PROBLEM DETAILS =
Please retype every record exactly as it appears, omitting the pictures.

*** SOURCE MATERIAL Section Begins ***

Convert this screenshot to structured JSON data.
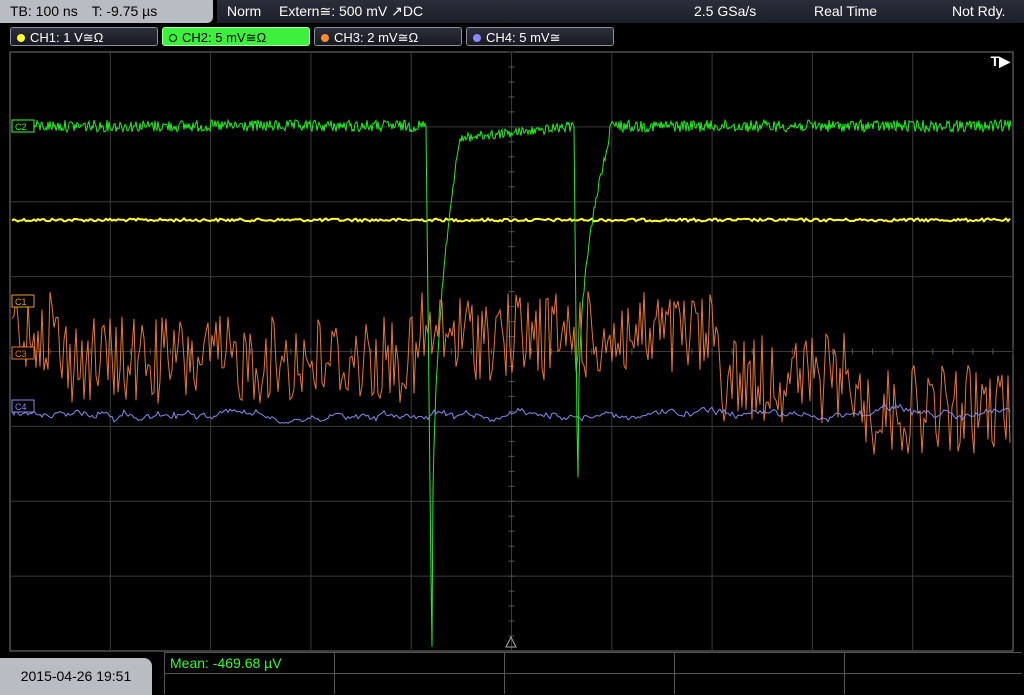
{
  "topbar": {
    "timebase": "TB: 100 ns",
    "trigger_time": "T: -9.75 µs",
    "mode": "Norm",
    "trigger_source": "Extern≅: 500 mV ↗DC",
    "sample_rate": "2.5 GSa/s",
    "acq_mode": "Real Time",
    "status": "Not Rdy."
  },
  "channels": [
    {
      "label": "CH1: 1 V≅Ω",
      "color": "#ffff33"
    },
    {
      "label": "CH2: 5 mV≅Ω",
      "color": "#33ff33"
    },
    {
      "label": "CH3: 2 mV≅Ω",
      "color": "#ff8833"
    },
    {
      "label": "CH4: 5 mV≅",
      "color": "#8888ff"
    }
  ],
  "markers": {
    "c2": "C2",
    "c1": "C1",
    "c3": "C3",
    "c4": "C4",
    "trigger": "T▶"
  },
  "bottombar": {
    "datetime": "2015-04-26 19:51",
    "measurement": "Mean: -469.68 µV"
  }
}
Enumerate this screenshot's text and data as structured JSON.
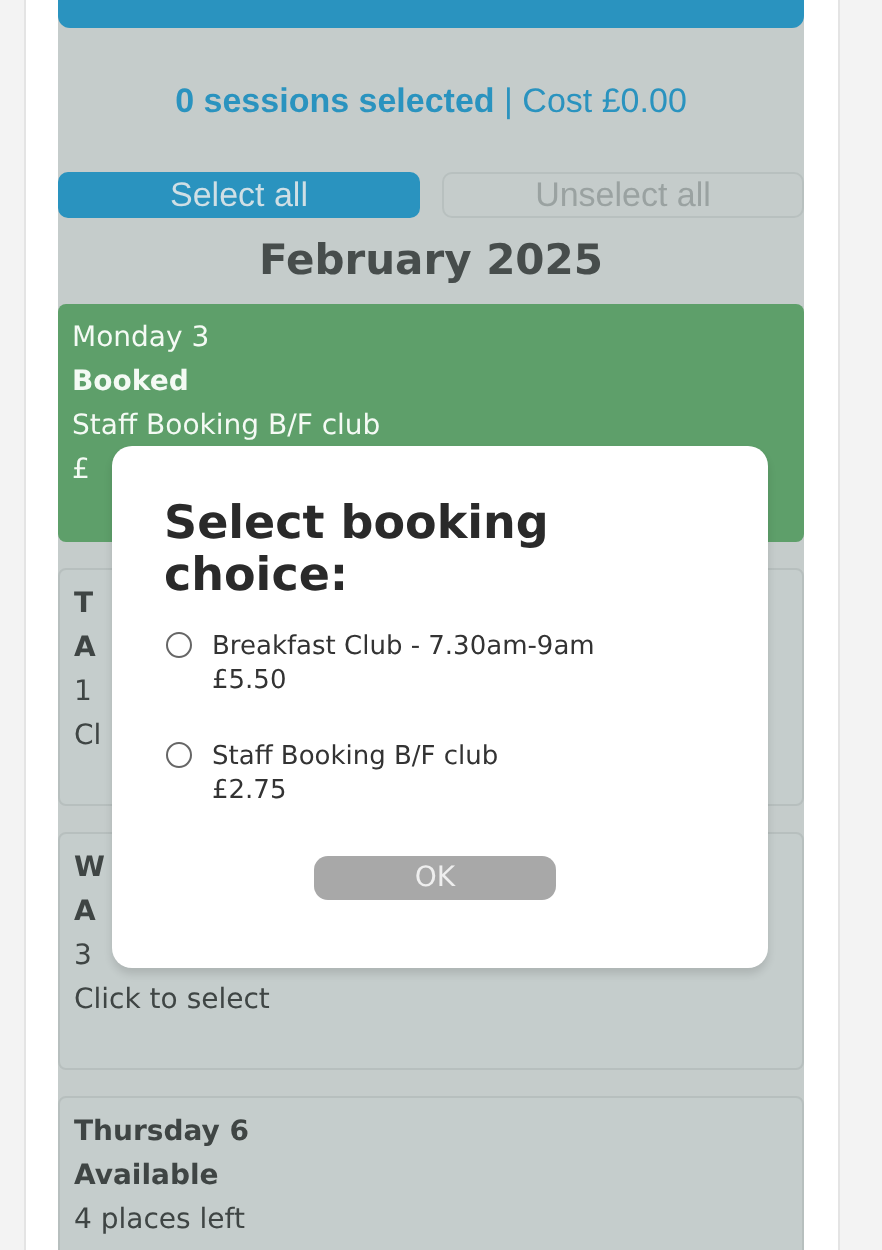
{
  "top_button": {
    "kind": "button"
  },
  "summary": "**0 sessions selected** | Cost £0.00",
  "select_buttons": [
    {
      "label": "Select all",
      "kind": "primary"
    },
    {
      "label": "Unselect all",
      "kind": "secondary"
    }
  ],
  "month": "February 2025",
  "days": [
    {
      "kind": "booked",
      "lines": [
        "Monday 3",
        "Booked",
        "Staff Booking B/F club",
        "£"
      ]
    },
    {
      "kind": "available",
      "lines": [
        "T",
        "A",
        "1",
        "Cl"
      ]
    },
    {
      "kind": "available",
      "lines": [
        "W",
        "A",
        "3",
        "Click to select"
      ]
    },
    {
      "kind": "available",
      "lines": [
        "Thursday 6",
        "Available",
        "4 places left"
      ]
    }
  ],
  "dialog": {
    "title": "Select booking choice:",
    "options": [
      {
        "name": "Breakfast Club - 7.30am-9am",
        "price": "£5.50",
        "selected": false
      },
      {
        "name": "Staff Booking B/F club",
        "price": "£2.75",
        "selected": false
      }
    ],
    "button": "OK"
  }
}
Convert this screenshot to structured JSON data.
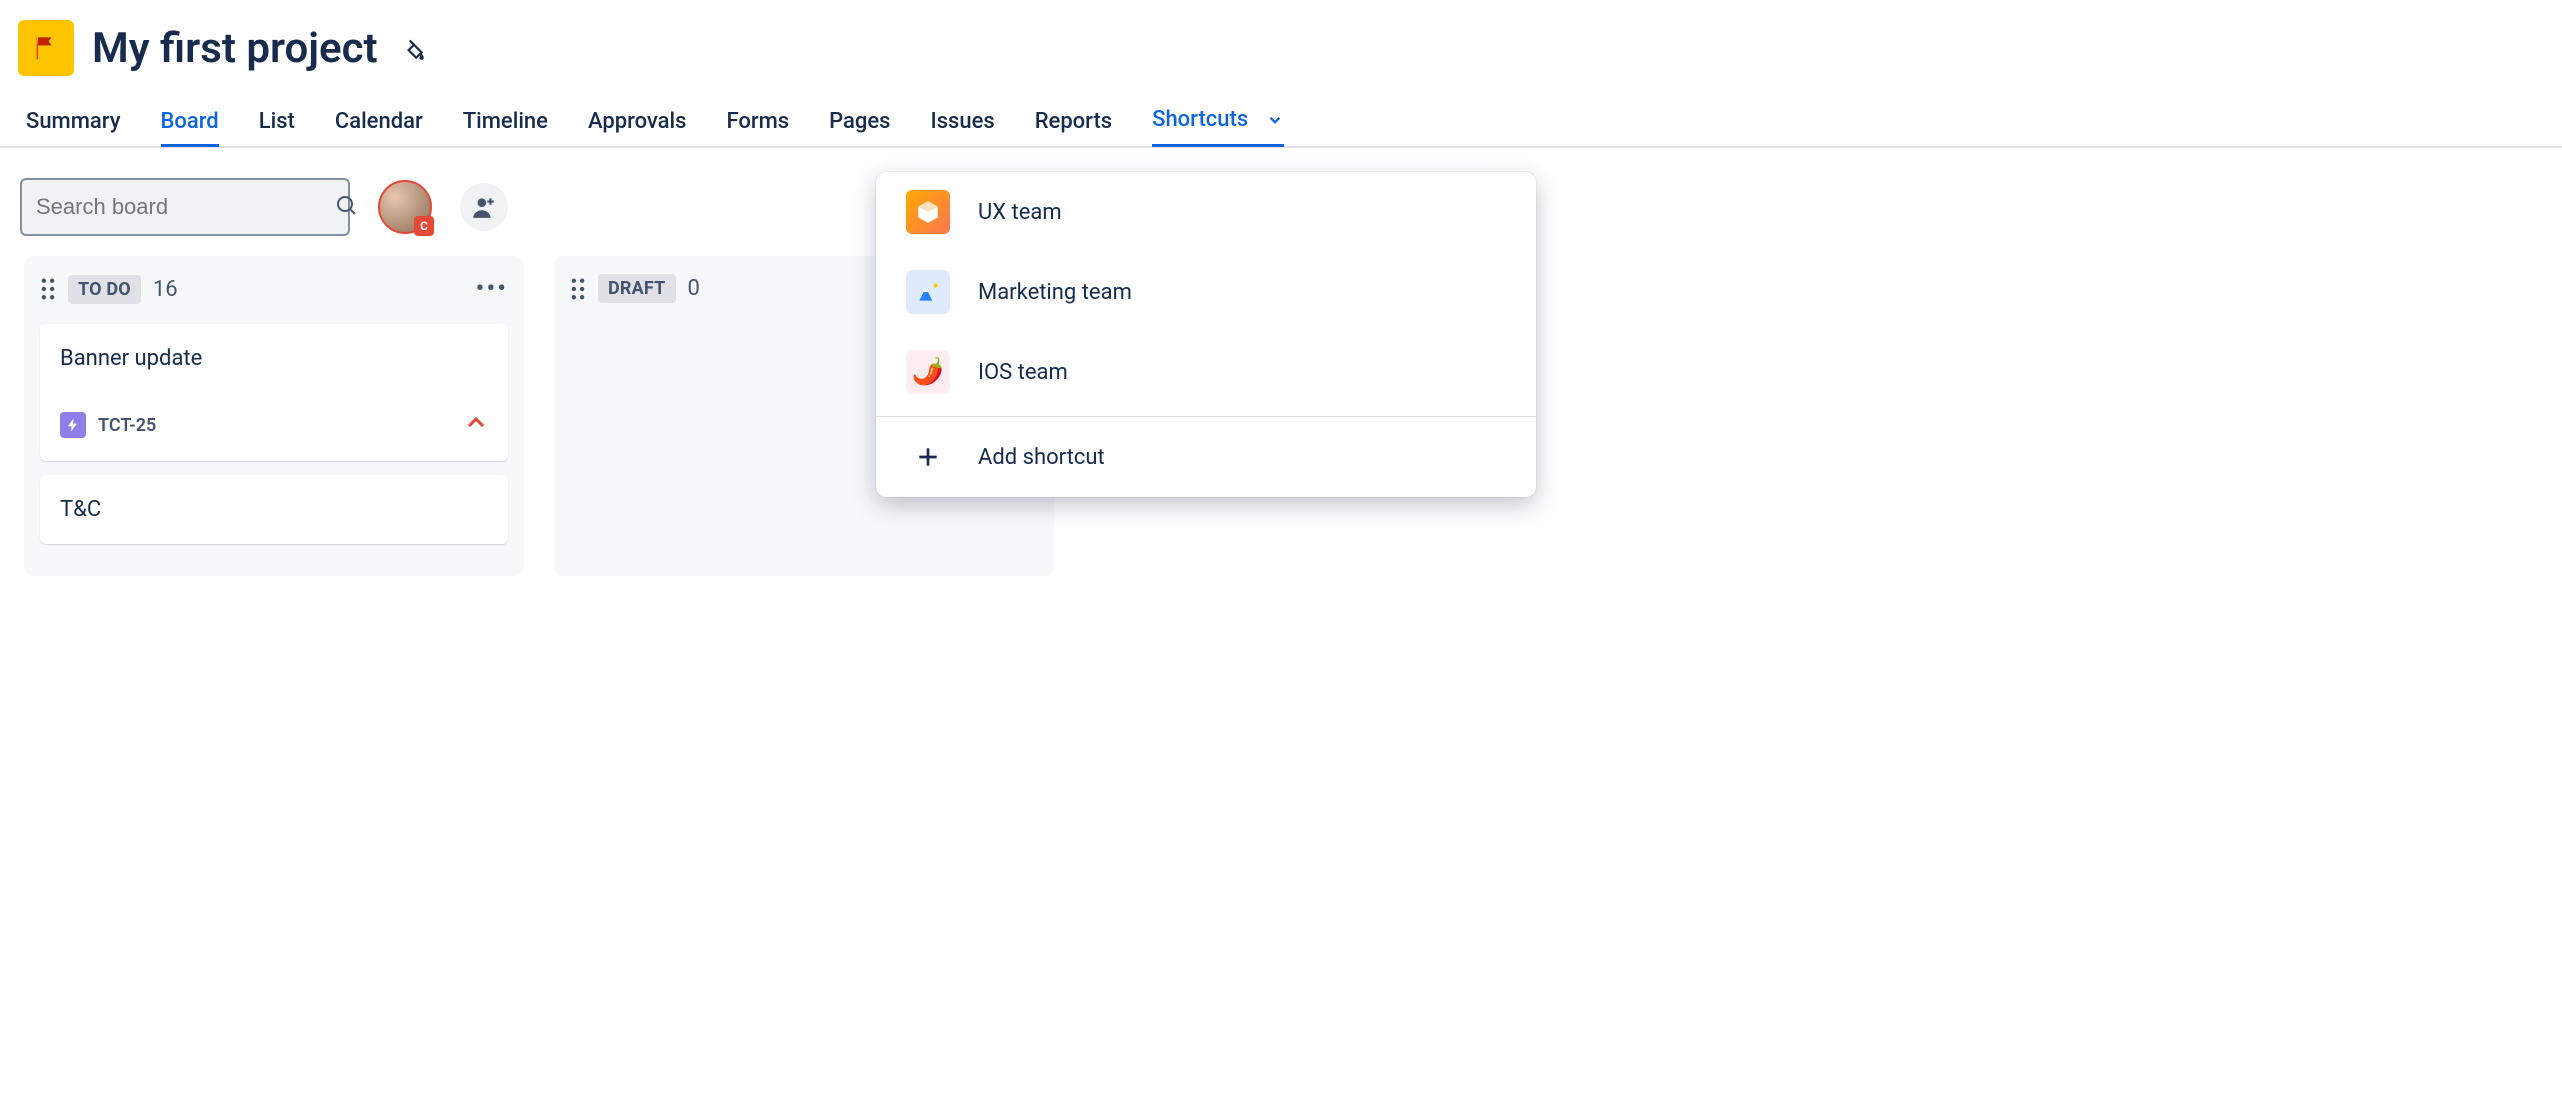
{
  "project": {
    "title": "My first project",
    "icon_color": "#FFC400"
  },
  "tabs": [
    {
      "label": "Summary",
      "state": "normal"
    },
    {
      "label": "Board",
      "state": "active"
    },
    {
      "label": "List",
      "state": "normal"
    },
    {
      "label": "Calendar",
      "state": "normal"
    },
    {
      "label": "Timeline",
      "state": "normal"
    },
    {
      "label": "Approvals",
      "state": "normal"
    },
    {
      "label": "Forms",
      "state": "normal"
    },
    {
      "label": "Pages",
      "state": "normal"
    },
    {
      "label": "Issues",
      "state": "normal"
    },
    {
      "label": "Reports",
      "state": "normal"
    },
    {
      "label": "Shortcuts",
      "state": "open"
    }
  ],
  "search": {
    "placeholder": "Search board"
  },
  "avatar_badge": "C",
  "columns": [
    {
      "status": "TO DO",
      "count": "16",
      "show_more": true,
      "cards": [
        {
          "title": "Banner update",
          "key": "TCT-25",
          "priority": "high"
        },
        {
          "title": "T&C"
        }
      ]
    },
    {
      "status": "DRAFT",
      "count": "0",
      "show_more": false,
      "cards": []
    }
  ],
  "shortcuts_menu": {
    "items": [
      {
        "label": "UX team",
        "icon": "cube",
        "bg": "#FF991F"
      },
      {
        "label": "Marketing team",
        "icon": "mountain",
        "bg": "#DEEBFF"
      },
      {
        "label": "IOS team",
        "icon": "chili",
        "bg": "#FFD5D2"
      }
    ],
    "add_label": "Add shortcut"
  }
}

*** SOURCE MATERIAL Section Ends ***

PROBLEM SOLUTION =
Convert this screenshot to structured JSON data.
{
  "topbar": {
    "timebase": "TB: 100 ns",
    "trigger_time": "T: -9.75 µs",
    "mode": "Norm",
    "trigger_source": "Extern≅: 500 mV ↗DC",
    "sample_rate": "2.5 GSa/s",
    "acq_mode": "Real Time",
    "status": "Not Rdy."
  },
  "channels": [
    {
      "label": "CH1: 1 V≅Ω",
      "color": "#ffff33"
    },
    {
      "label": "CH2: 5 mV≅Ω",
      "color": "#33ff33"
    },
    {
      "label": "CH3: 2 mV≅Ω",
      "color": "#ff8833"
    },
    {
      "label": "CH4: 5 mV≅",
      "color": "#8888ff"
    }
  ],
  "markers": {
    "c2": "C2",
    "c1": "C1",
    "c3": "C3",
    "c4": "C4",
    "trigger": "T▶"
  },
  "bottombar": {
    "datetime": "2015-04-26 19:51",
    "measurement": "Mean: -469.68 µV"
  }
}
Enumerate this screenshot's text and data as structured JSON.
{
  "top_button": {
    "kind": "button"
  },
  "summary": "**0 sessions selected** | Cost £0.00",
  "select_buttons": [
    {
      "label": "Select all",
      "kind": "primary"
    },
    {
      "label": "Unselect all",
      "kind": "secondary"
    }
  ],
  "month": "February 2025",
  "days": [
    {
      "kind": "booked",
      "lines": [
        "Monday 3",
        "Booked",
        "Staff Booking B/F club",
        "£"
      ]
    },
    {
      "kind": "available",
      "lines": [
        "T",
        "A",
        "1",
        "Cl"
      ]
    },
    {
      "kind": "available",
      "lines": [
        "W",
        "A",
        "3",
        "Click to select"
      ]
    },
    {
      "kind": "available",
      "lines": [
        "Thursday 6",
        "Available",
        "4 places left"
      ]
    }
  ],
  "dialog": {
    "title": "Select booking choice:",
    "options": [
      {
        "name": "Breakfast Club - 7.30am-9am",
        "price": "£5.50",
        "selected": false
      },
      {
        "name": "Staff Booking B/F club",
        "price": "£2.75",
        "selected": false
      }
    ],
    "button": "OK"
  }
}
Convert this screenshot to structured JSON data.
{
  "project": {
    "title": "My first project",
    "icon_color": "#FFC400"
  },
  "tabs": [
    {
      "label": "Summary",
      "state": "normal"
    },
    {
      "label": "Board",
      "state": "active"
    },
    {
      "label": "List",
      "state": "normal"
    },
    {
      "label": "Calendar",
      "state": "normal"
    },
    {
      "label": "Timeline",
      "state": "normal"
    },
    {
      "label": "Approvals",
      "state": "normal"
    },
    {
      "label": "Forms",
      "state": "normal"
    },
    {
      "label": "Pages",
      "state": "normal"
    },
    {
      "label": "Issues",
      "state": "normal"
    },
    {
      "label": "Reports",
      "state": "normal"
    },
    {
      "label": "Shortcuts",
      "state": "open"
    }
  ],
  "search": {
    "placeholder": "Search board"
  },
  "avatar_badge": "C",
  "columns": [
    {
      "status": "TO DO",
      "count": "16",
      "show_more": true,
      "cards": [
        {
          "title": "Banner update",
          "key": "TCT-25",
          "priority": "high"
        },
        {
          "title": "T&C"
        }
      ]
    },
    {
      "status": "DRAFT",
      "count": "0",
      "show_more": false,
      "cards": []
    }
  ],
  "shortcuts_menu": {
    "items": [
      {
        "label": "UX team",
        "icon": "cube",
        "bg": "#FF991F"
      },
      {
        "label": "Marketing team",
        "icon": "mountain",
        "bg": "#DEEBFF"
      },
      {
        "label": "IOS team",
        "icon": "chili",
        "bg": "#FFD5D2"
      }
    ],
    "add_label": "Add shortcut"
  }
}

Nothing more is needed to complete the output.